WORK ITEM ->
Report all lines of the data below that hold the word "your".

INPUT ->
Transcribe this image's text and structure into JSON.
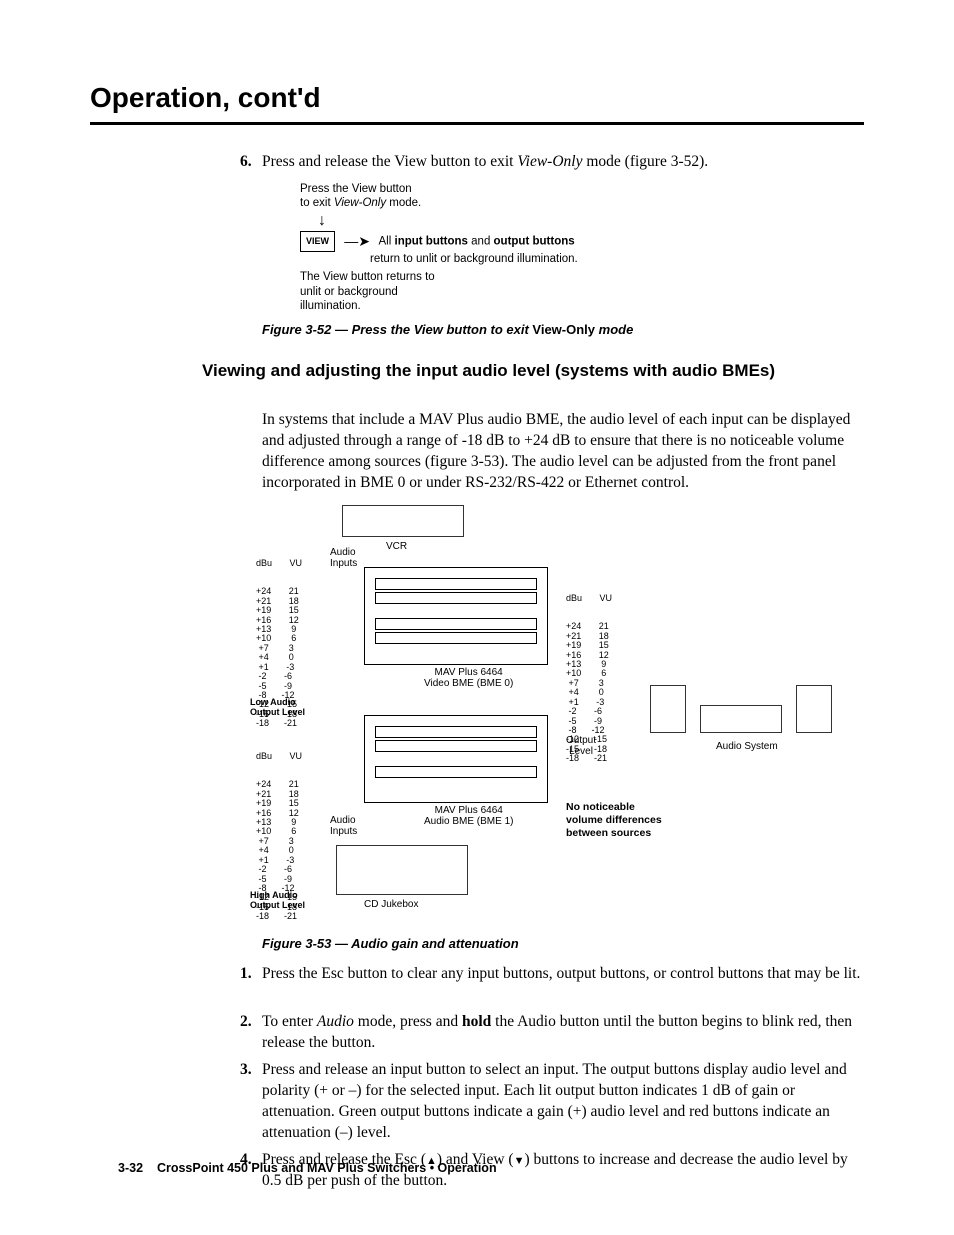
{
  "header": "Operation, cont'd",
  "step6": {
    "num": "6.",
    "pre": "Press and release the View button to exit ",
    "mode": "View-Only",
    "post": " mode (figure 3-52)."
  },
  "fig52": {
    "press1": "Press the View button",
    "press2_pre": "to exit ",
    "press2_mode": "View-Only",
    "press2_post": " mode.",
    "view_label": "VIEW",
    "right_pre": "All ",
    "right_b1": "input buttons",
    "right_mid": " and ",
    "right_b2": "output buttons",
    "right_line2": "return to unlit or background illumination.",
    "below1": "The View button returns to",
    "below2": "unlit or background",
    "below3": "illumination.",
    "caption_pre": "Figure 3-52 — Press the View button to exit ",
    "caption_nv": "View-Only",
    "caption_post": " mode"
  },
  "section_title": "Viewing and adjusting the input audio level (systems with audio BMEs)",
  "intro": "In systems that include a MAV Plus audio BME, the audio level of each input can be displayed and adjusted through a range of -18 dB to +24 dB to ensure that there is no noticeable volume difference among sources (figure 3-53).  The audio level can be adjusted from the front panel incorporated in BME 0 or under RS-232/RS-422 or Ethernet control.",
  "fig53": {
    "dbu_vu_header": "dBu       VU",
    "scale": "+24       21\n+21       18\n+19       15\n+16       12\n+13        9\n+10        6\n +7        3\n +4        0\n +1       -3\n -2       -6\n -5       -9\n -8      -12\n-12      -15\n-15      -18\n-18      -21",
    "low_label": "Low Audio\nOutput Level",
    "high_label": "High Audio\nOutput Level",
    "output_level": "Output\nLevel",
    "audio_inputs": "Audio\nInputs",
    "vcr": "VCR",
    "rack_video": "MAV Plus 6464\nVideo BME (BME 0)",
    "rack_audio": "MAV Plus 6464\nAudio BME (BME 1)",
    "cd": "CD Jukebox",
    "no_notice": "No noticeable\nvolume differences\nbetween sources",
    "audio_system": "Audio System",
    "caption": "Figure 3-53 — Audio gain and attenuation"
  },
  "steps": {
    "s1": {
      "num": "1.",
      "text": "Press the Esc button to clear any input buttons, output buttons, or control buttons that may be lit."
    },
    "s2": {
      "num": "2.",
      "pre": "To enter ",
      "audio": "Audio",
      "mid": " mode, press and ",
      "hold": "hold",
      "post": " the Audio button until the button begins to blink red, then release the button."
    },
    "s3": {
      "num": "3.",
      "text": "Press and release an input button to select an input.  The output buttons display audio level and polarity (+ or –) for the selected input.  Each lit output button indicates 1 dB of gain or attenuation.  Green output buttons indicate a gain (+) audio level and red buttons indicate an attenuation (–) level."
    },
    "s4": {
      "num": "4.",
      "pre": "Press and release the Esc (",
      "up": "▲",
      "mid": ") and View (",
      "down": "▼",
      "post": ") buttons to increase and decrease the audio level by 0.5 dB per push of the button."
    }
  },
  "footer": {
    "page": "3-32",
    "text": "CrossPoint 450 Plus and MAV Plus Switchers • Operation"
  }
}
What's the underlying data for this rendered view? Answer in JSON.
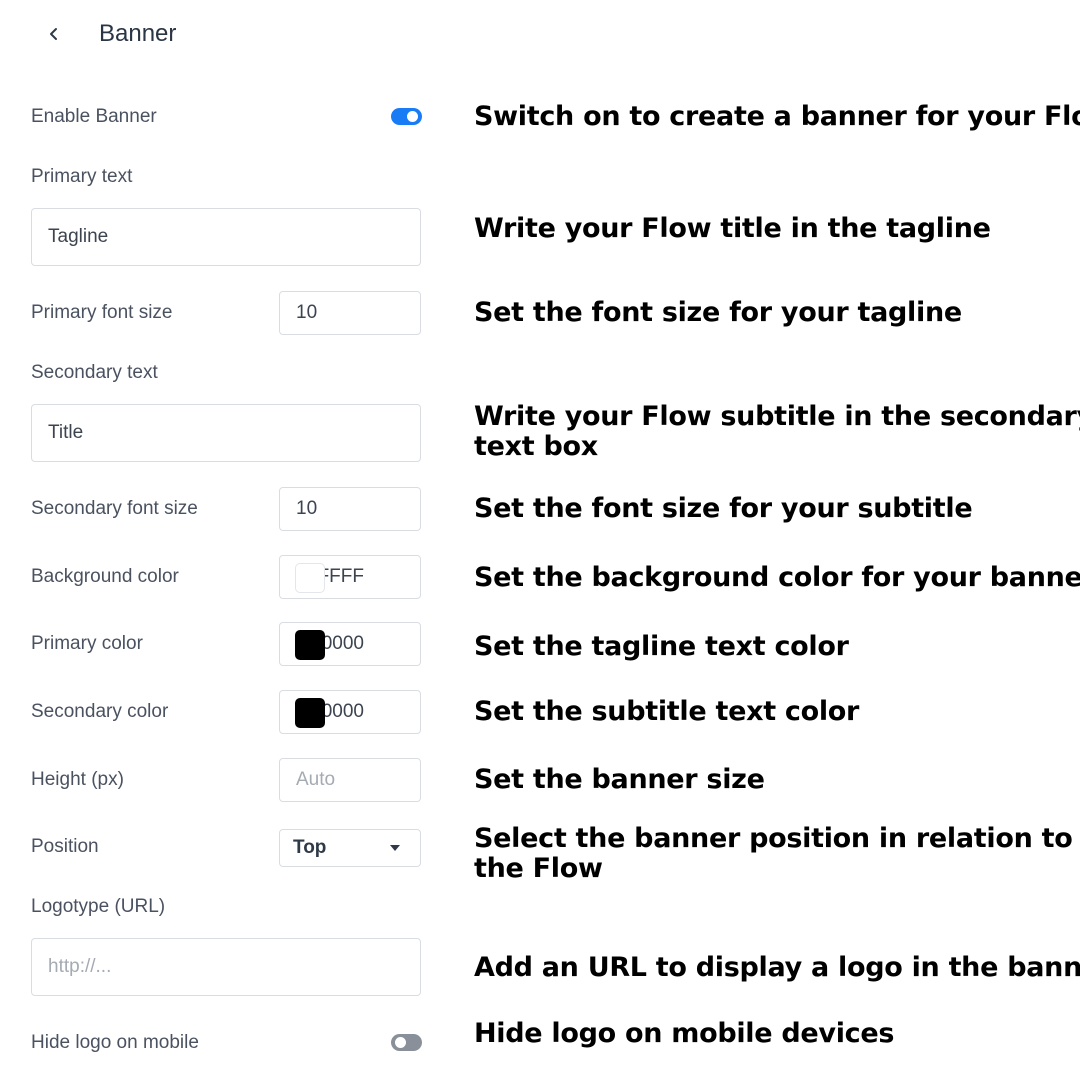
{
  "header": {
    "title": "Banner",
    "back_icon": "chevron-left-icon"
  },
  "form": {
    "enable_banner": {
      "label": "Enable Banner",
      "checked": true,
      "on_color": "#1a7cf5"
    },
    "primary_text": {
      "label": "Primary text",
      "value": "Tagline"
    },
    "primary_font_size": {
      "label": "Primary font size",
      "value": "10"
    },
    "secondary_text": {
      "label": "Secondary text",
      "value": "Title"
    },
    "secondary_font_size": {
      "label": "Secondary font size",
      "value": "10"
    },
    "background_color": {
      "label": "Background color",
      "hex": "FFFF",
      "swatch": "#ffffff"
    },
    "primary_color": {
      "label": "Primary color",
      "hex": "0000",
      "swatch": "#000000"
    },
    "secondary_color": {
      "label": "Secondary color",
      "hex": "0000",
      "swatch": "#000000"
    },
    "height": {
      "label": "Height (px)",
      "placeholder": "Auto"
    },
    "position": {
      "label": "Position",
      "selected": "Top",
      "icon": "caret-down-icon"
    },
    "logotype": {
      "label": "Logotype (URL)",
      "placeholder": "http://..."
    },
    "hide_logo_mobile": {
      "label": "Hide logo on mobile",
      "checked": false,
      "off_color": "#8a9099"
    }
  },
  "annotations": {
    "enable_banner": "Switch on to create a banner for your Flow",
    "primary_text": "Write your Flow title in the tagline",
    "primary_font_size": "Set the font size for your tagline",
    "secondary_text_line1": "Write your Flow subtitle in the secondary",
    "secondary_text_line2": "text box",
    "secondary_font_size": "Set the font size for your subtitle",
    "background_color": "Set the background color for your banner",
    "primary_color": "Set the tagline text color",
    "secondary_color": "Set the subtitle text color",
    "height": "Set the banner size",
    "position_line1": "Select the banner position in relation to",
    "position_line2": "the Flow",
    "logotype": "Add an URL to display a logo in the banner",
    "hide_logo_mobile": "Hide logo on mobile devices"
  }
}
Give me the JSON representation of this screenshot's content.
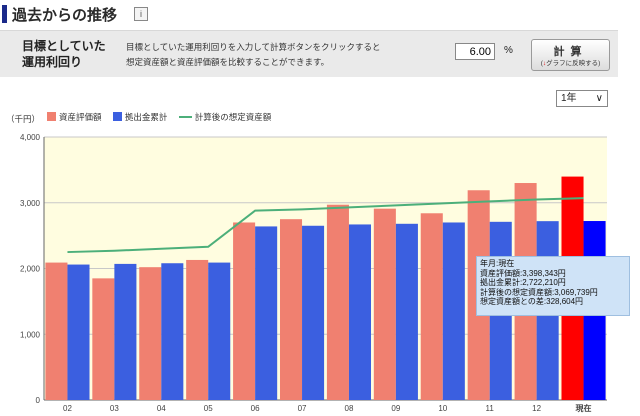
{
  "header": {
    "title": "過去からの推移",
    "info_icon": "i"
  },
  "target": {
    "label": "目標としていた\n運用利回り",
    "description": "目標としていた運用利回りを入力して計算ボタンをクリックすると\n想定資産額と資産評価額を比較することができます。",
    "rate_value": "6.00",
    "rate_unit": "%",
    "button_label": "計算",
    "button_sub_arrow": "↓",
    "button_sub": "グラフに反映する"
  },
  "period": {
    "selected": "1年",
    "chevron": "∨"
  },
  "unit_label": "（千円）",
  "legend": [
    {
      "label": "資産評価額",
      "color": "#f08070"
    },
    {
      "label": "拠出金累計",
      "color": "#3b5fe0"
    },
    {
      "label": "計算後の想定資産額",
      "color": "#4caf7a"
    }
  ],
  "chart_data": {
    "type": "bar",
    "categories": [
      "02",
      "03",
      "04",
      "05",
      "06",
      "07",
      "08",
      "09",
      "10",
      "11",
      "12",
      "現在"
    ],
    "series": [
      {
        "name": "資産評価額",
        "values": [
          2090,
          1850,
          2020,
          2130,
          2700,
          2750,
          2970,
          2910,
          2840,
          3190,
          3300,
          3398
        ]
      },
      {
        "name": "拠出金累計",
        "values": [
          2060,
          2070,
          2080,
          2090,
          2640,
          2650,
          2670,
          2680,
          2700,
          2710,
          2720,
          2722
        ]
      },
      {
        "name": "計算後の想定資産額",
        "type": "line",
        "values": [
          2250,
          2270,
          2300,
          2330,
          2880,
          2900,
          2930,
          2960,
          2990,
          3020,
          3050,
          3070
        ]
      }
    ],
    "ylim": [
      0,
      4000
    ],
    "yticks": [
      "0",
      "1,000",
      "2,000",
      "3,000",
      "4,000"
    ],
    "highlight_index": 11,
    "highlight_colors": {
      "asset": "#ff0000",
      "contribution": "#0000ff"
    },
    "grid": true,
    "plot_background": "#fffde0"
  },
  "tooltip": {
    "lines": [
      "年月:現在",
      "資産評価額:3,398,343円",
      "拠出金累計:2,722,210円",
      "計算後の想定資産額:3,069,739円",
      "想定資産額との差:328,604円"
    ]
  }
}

ANSWER FOR THE TASK ->
    "enable_banner": "Switch on to create a banner for your Flow",
    "primary_text": "Write your Flow title in the tagline",
    "primary_font_size": "Set the font size for your tagline",
    "secondary_text_line1": "Write your Flow subtitle in the secondary",
    "secondary_font_size": "Set the font size for your subtitle",
    "background_color": "Set the background color for your banner",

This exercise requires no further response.